ACTIVITY →
Search the data for the string "trial" and gather each line it is in.

[PROVIDED DATA]

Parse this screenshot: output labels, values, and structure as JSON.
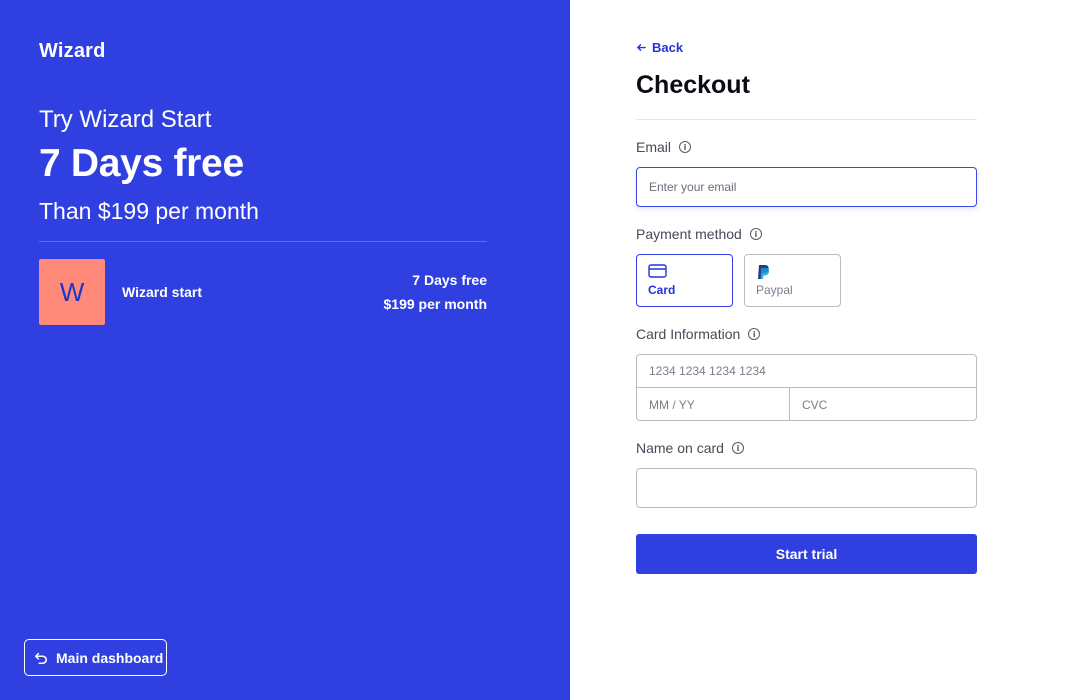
{
  "left_panel": {
    "brand": "Wizard",
    "headline": "Try Wizard Start",
    "offer": "7 Days free",
    "price_line": "Than $199 per month",
    "plan": {
      "logo_letter": "W",
      "name": "Wizard start",
      "trial": "7 Days free",
      "price": "$199 per month"
    },
    "dashboard_button": "Main dashboard"
  },
  "checkout": {
    "back_label": "Back",
    "title": "Checkout",
    "email": {
      "label": "Email",
      "placeholder": "Enter your email",
      "value": ""
    },
    "payment_method": {
      "label": "Payment method",
      "options": [
        {
          "label": "Card",
          "icon": "credit-card-icon",
          "selected": true
        },
        {
          "label": "Paypal",
          "icon": "paypal-icon",
          "selected": false
        }
      ]
    },
    "card_info": {
      "label": "Card Information",
      "number_placeholder": "1234 1234 1234 1234",
      "expiry_placeholder": "MM / YY",
      "cvc_placeholder": "CVC"
    },
    "name_on_card": {
      "label": "Name on card",
      "value": ""
    },
    "submit_label": "Start trial"
  },
  "colors": {
    "accent": "#3040e0",
    "plan_logo_bg": "#ff8a7a",
    "text_dark": "#0b0b14"
  }
}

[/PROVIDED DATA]

ANSWER SPACE →
      "trial": "7 Days free",
    "submit_label": "Start trial"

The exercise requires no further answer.